== THE RECORDS
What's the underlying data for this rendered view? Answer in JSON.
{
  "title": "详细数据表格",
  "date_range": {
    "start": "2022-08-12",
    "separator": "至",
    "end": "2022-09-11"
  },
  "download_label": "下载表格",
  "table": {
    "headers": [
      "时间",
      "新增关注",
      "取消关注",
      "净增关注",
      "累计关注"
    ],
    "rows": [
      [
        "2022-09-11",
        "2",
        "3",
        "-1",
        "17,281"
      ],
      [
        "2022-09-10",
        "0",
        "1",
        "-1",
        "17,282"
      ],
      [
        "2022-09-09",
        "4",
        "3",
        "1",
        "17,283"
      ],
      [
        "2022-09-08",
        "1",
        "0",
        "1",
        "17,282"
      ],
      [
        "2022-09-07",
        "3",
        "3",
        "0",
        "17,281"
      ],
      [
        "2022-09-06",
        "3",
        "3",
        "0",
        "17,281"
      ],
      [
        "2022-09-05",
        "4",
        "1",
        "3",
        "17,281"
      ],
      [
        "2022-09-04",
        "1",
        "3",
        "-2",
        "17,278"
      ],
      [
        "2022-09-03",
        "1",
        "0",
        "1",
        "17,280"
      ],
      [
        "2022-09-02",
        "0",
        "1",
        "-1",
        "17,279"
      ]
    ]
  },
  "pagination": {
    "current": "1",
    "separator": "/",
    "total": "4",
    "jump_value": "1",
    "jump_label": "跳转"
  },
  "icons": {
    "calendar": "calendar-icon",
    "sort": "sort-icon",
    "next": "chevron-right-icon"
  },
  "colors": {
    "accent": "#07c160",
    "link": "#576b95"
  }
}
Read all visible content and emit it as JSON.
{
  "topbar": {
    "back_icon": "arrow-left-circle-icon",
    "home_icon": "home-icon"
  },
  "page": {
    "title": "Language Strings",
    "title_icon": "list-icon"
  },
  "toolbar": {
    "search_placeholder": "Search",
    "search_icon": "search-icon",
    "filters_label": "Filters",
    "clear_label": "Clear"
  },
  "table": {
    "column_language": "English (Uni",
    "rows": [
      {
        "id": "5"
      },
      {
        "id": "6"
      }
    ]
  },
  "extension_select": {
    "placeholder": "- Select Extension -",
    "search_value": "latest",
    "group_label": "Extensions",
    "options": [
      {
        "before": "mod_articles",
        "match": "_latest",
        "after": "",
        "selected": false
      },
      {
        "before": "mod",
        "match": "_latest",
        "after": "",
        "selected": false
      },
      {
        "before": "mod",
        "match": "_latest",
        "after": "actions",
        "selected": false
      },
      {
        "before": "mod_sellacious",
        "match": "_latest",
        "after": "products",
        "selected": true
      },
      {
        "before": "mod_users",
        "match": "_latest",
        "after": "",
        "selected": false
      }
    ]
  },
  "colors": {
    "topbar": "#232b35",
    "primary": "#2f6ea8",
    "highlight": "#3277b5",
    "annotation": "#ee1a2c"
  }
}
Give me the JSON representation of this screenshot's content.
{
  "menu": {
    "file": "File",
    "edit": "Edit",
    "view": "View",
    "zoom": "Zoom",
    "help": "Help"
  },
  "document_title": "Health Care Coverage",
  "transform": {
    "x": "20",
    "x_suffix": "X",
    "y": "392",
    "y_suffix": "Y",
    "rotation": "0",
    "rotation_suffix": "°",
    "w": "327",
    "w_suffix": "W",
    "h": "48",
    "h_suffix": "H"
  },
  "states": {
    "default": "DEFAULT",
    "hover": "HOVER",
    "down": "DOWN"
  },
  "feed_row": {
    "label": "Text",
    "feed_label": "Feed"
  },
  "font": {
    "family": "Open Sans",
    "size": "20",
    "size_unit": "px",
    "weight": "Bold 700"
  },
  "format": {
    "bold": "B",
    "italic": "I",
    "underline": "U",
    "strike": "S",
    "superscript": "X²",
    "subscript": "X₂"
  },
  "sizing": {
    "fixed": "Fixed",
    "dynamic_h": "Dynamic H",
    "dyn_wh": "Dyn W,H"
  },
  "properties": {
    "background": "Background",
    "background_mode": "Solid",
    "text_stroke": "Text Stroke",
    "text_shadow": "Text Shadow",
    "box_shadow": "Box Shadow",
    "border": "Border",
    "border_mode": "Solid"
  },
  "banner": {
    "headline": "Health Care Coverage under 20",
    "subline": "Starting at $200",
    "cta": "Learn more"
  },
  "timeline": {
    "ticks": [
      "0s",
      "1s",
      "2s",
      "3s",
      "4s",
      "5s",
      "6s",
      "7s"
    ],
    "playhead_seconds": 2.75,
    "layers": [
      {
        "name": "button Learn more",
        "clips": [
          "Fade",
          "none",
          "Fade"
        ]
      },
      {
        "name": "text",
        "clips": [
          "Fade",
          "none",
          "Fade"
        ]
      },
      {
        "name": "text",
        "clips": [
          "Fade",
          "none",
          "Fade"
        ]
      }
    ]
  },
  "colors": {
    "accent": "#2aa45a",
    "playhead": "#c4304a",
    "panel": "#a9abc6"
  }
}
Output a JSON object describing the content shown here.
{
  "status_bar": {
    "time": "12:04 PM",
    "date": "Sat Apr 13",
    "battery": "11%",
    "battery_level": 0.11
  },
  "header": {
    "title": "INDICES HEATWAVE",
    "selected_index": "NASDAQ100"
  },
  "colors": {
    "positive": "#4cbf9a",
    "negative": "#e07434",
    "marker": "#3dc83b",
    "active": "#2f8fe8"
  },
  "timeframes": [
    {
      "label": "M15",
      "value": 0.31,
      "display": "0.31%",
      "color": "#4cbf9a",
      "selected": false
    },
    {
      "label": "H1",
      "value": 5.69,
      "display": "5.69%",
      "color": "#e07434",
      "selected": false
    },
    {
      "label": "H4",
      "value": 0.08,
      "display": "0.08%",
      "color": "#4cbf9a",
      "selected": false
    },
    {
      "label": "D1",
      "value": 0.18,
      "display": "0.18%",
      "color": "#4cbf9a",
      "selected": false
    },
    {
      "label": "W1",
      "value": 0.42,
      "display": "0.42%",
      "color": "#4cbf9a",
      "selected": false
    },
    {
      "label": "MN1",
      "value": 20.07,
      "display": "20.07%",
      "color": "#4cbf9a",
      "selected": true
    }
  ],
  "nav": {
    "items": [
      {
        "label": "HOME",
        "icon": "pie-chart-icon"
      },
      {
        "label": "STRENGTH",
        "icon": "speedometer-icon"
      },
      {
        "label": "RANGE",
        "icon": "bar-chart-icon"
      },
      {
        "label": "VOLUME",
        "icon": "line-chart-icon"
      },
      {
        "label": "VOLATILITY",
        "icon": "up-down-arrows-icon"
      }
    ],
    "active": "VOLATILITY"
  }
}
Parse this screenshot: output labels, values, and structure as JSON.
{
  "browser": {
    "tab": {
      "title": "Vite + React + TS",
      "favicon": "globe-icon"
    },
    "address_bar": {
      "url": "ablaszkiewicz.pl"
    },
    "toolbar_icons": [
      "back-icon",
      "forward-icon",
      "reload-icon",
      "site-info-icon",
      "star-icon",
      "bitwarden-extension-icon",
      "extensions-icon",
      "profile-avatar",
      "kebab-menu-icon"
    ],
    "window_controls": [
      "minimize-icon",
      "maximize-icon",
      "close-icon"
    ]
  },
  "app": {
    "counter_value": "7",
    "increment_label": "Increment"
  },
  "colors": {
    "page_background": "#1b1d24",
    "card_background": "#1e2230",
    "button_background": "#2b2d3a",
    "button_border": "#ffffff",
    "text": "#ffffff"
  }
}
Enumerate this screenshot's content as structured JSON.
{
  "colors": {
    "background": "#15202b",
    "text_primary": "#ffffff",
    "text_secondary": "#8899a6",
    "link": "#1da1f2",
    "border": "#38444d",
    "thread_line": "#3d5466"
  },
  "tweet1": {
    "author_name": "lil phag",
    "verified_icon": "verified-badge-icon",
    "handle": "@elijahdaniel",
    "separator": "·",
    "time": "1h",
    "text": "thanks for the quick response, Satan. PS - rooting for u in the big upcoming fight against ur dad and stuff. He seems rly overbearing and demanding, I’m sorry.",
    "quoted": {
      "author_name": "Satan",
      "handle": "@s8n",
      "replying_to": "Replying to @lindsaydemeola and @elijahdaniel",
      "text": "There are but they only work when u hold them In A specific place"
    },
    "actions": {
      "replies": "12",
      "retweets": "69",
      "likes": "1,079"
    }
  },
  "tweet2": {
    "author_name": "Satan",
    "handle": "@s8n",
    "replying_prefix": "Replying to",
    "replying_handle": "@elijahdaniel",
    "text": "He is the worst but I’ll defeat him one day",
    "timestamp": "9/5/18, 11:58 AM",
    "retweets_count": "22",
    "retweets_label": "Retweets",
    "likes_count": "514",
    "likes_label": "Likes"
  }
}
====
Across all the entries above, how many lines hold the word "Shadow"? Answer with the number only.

2